Scientific Research Methods
This course is based on the intermediation of different research methods, methodics and modells. The participants should get a good overview on standards in writing papers for confercens, applications for research projects, presentation techniques a.s.o. Different perspectives and theoretical dimensions of artistic and scientific research are presented and discussed. Within this framework the support for actual artworks, research projects and theoretical considerations are made, with a strong focus on international connectivity and language skills.
Sensors and Microcontrollers and Advanced Microcontrollers
This course offers an introduction to sensor technology through the development of an interface. This interface is a universal analog to digital converter equipped with a micro‑controller. Building this interface will enable students to acquire sensor data from computer software like Max/Msp, Pure Data, processing, or any software that has a connection to a serial port. Electronic sensors (like light cells, temperature, motion, pressure, angular, acceleration, acoustic...) will then become available for experimentations during the course. An advanced course is also proposed to develop personal projects and provide a deeper understanding of the electronic media.
The goal of this lab is to create interactive situations for stage and installations with basic technologies like frame difference, blob tracking and sound input, which are easy to learn or probably most of you have used already.
The focus is not on the technologies itself but rather on their creative use. The software for these examples will be MAX 32-bit(!).
The hardware will be a webcam (PS3 Eye), Kinect and a microphone. Skills in handling video cameras and editing software are required.
On top of that we will discuss the following topics:
integration of different media
camera view – choreographer’s/director’s view – audience view
levels of interaction: triggering – controlling – communication
real-time generated content
the digital system as a performance partner
Student Project Support
The course is meant for students’ personal coaching and guiding for applying for the festivals, exhibitions, art residencies, etc.
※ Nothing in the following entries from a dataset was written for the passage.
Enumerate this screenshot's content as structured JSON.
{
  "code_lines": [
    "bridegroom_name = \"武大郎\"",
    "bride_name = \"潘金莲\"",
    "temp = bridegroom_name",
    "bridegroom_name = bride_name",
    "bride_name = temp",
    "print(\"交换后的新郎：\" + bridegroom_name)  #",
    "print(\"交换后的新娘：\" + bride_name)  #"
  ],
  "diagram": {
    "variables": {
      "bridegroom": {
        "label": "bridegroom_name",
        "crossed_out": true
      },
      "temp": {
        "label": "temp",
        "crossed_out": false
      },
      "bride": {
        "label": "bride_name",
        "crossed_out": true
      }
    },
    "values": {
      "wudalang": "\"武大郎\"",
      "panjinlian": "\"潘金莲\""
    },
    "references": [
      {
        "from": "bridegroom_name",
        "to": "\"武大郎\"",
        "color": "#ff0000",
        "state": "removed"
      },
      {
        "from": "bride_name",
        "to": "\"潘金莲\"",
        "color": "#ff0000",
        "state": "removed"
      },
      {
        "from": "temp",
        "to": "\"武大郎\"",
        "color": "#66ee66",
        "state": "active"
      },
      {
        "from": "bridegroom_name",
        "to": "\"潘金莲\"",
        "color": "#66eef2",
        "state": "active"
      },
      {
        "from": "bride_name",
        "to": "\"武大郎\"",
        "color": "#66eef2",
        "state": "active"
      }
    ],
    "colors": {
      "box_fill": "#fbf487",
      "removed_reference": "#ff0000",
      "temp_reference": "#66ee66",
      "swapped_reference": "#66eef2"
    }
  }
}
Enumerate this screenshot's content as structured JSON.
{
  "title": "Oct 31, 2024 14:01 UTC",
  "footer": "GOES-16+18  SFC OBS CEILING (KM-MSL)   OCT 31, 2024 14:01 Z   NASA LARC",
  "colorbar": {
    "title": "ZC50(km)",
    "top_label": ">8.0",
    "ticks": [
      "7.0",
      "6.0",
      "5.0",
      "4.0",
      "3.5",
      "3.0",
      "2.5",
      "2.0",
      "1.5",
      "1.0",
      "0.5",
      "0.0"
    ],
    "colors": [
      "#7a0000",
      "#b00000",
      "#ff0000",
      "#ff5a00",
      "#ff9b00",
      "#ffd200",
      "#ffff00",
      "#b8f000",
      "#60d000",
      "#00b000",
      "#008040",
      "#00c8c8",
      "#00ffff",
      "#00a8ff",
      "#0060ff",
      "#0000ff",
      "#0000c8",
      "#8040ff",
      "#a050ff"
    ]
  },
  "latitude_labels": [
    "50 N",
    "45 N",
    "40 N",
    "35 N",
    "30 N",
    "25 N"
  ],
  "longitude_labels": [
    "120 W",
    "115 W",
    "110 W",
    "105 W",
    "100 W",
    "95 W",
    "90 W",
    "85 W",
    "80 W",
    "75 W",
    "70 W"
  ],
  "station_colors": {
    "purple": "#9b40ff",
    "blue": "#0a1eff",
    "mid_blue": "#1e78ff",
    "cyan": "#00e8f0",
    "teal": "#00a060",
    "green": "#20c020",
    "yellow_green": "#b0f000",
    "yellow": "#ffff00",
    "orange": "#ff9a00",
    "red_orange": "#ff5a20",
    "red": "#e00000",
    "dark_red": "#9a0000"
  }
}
If there is a wish for the support in terms of the documentation and presentation of an artwork, it will be provided as well in the frames of this course.
Tangible User Interfaces allow the seemingless integration of the digital world within our physical environment. This lecture provides an overview on tangible interface concepts in general covering human computer interfaces focusing on touch and the interaction with physical object. The practical workshop also introduces the various technologies and hardware design issues for this type of interfaces. Using the TUIO and reacTIVision framework, a flexible development environment for tangible interactive surfaces, students can develop concepts for their own table‑based tangible user interface such as musical instruments, educational toys, design tools or other interactive table installations.